It is no wonder the American political spectrum has been shifted rightwards in recent decades, making “left” options increasingly rare. Big-money donors have essentially blocked nearly all left-leaning policies, and the whole political system has predictably moved in the only direction permitted -rightwards.
The Party Must Move Away from Corporate Donations
In response, the public is now potentially far more progressive, than either party currently is, in terms of policy desires.
Deprived of a choice of more positive populist Bernie Sanders-type solutions from either party in 2016, many dissatisfied people voted for rightist disruption, and Trump became president.
To be successful, the party must move away, in the style of Bernie Sanders, from corporate donations and towards far more donations from regular Americans to support party activities and elections.
In a real sense, it is The People who must now “buy back” the party from corporate America. This is admittedly a scary step for a party long grown soft on a steady diet of corporate money.
But Sanders showed it could be done, and the party must follow his lead, or stagnate at a crucial time in its history, which could prove fatal to its chances for popular success, and to the opportunity to roll-back dangerous GOP and Trump extremism.
Post midterm-election, the struggle for the party’s direction rages on, and will likely peak in 2020.
The Centrists Keep Pushing-Back
The recent Democratic Party post-election dispute over Nancy Pelosi’s role as Majority Leader was actually a pushback play by the most conservative wing of the party against the newly-elected progressives such as Alexandria Ocasio-Cortez and others, who want the party to move farther to the populist left.
These right-centrists cleverly used the maneuver, along with others, to block the appointment of a key progressive (Barbara Lee) to a leadership position, and to leverage their bloc’s future support for Pelosi (they preferred the even more right-leaning Steny Hoyer to the centrist Pelosi).
They did this in preparation to push back against more progressive/”left” policies, which they know are coming.
Much more pushback from centrists can be expected in the coming months, starting in January when the new Democratic Majority assumes its place in The House. It could get ugly.
The Real Fight for America

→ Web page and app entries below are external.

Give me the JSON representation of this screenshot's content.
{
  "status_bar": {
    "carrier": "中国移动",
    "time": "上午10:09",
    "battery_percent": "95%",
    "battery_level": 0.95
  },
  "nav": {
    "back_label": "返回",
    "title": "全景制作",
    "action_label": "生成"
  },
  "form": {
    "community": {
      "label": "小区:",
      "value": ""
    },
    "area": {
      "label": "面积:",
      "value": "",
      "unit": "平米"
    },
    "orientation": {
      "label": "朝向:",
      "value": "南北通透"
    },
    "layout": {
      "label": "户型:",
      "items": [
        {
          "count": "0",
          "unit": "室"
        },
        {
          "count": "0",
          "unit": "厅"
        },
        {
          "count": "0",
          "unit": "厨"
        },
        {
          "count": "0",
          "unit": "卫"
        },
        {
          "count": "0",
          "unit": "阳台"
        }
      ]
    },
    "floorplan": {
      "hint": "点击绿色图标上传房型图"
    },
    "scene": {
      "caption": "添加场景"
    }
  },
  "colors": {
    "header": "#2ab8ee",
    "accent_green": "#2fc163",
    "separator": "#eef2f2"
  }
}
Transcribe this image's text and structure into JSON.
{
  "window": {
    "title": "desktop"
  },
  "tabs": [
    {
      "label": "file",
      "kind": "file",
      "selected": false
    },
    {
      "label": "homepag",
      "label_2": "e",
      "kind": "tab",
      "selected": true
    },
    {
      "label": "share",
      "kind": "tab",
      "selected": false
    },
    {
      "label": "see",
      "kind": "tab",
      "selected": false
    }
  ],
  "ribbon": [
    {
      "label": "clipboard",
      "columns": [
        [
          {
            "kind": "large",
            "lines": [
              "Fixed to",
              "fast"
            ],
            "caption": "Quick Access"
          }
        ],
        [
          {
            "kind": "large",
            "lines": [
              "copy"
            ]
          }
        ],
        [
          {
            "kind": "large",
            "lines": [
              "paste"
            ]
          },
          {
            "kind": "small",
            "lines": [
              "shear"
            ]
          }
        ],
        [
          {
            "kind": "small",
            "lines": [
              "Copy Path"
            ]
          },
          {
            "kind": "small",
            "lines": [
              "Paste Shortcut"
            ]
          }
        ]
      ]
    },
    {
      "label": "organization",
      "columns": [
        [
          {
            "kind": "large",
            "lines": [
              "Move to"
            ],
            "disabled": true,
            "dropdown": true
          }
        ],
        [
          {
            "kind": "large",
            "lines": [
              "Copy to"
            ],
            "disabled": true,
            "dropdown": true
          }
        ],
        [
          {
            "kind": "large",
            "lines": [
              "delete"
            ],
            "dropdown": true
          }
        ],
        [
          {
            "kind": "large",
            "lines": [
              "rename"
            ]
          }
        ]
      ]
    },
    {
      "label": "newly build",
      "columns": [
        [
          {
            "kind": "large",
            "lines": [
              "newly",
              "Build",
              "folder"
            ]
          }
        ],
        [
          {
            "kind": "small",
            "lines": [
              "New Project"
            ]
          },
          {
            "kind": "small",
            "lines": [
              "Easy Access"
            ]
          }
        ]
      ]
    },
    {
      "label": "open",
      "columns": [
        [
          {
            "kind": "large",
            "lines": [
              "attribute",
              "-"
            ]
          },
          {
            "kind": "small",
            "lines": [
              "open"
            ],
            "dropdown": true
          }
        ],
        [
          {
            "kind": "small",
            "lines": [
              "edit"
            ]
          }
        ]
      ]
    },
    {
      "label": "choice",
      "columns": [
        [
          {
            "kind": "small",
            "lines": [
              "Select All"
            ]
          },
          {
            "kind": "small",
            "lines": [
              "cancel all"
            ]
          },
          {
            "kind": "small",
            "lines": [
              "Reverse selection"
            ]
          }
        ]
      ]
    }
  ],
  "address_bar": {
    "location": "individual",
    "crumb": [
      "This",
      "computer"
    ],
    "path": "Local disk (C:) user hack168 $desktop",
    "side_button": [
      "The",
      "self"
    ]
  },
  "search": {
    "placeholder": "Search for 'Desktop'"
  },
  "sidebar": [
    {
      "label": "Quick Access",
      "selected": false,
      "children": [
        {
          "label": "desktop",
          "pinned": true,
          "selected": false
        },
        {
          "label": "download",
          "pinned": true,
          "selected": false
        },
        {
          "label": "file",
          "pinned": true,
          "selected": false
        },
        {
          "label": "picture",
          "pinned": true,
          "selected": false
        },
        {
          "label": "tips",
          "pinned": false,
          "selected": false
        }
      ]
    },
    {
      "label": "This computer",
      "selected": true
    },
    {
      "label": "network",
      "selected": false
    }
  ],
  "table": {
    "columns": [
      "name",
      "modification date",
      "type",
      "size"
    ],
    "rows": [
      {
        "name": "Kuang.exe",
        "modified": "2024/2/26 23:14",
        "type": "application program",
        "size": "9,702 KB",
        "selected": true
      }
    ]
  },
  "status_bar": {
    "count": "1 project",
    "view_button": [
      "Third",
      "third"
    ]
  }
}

In the words of Jon Favreau, former speechwriter for Obama, “A lot of people are talking about the left-right debate. I see it as top-bottom or inside-outside. The energy is outside of Washington, and it’s very much returning to a healthier progressive populism unlike the populism that Trump is promoting. … There is this energy out there and hunger for solutions and ideas. … Democrats have learned that incrementalism and small, bite-sized proposals aren’t going to cut it anymore. Clintonism [i.e. centrism] is gone.”
The real fight for America will take place in the Democratic Party. The GOP is already too far gone as a corporatist-right-wing party to ever be counted on again as a friend to America’s middle class and working people.
Trump and the GOP can only fool The People if true alternatives are not offered to them.
That’s the Democrats’ job now.
The emergence of a powerful new party to represent ordinary people in America seems remote at this time.
It is logical to conclude that if the battle to promote regular peoples’ interests is lost in the Democratic Party, it will be lost in the country as a whole, and the country will continue to regress.
Progressives have got to win the battle for the soul of the Democratic Party, or GOP-Trump right-wingism will descend upon the Nation in a new age of darkness.
D. Lockman is a retired English teacher and former part-time musician,
with a passion for politics that started before he was 10 years old.
He is honored to be informed by some of the leading progressive and
dissident voices to be found in independent media. He finds mainstream media to be insufficient at informing the active minds of
sincerely curious people in these noisy, tumultuous times.